» Information provided:
[Start of section]

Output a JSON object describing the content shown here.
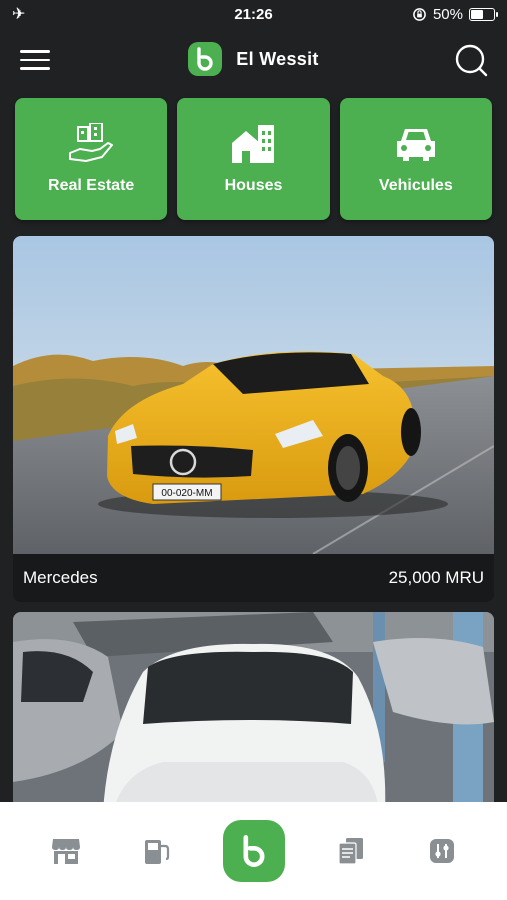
{
  "status_bar": {
    "time": "21:26",
    "battery": "50%",
    "battery_level": 0.5,
    "icons": [
      "airplane-icon",
      "orientation-lock-icon",
      "battery-icon"
    ]
  },
  "header": {
    "title": "El Wessit",
    "logo_letter": "b",
    "icons": [
      "menu-icon",
      "search-icon"
    ]
  },
  "categories": [
    {
      "label": "Real Estate",
      "icon": "real-estate-icon"
    },
    {
      "label": "Houses",
      "icon": "house-icon"
    },
    {
      "label": "Vehicules",
      "icon": "car-icon"
    }
  ],
  "listings": [
    {
      "title": "Mercedes",
      "price": "25,000 MRU",
      "plate": "00-020-MM"
    },
    {
      "title": "",
      "price": ""
    }
  ],
  "bottom_nav": [
    "store-icon",
    "gas-station-icon",
    "home-logo-icon",
    "documents-icon",
    "settings-icon"
  ],
  "colors": {
    "accent": "#4caf50",
    "background": "#1f2123",
    "card": "#17191a",
    "nav_bg": "#ffffff",
    "nav_icon": "#8a8f94"
  }
}
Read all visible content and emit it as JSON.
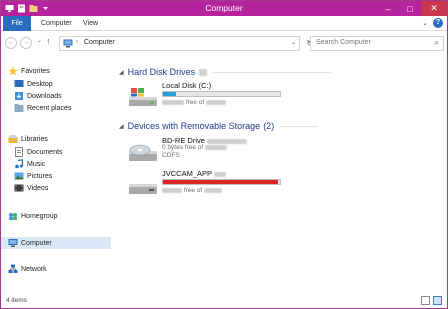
{
  "window": {
    "title": "Computer",
    "minimize": "–",
    "maximize": "□",
    "close": "✕"
  },
  "ribbon": {
    "tabs": [
      "File",
      "Computer",
      "View"
    ],
    "expand_glyph": "⌄",
    "help_glyph": "?"
  },
  "address_bar": {
    "back_glyph": "←",
    "forward_glyph": "→",
    "recent_glyph": "⌄",
    "up_glyph": "↑",
    "separator": "›",
    "path": "Computer",
    "dropdown_glyph": "⌄",
    "refresh_glyph": "↻"
  },
  "search": {
    "placeholder": "Search Computer",
    "icon_glyph": "⌕"
  },
  "nav_pane": {
    "favorites": {
      "label": "Favorites",
      "items": [
        "Desktop",
        "Downloads",
        "Recent places"
      ]
    },
    "libraries": {
      "label": "Libraries",
      "items": [
        "Documents",
        "Music",
        "Pictures",
        "Videos"
      ]
    },
    "homegroup": "Homegroup",
    "computer": "Computer",
    "network": "Network"
  },
  "groups": {
    "hard_disks": {
      "label": "Hard Disk Drives",
      "arrow": "◢"
    },
    "removable": {
      "label": "Devices with Removable Storage",
      "count": "(2)",
      "arrow": "◢"
    }
  },
  "drives": {
    "local_disk": {
      "name": "Local Disk (C:)",
      "free_label": "free of",
      "usage_fraction": 0.11,
      "bar_color": "#26a0da"
    },
    "bd_drive": {
      "name": "BD-RE Drive",
      "line2": "0 bytes free of",
      "line3": "CDFS"
    },
    "jvccam": {
      "name": "JVCCAM_APP",
      "free_label": "free of",
      "usage_fraction": 0.98,
      "bar_color": "#da2626"
    }
  },
  "status": {
    "item_count": "4 items"
  },
  "colors": {
    "titlebar": "#b6239f",
    "file_tab": "#2a6cbf",
    "group_header": "#1e3c8c",
    "selection": "#d9e8f7"
  }
}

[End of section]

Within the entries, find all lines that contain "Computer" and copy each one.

» Solution for this task:
    "title": "Computer",
      "Computer",
    "path": "Computer",
    "placeholder": "Search Computer",
    "computer": "Computer",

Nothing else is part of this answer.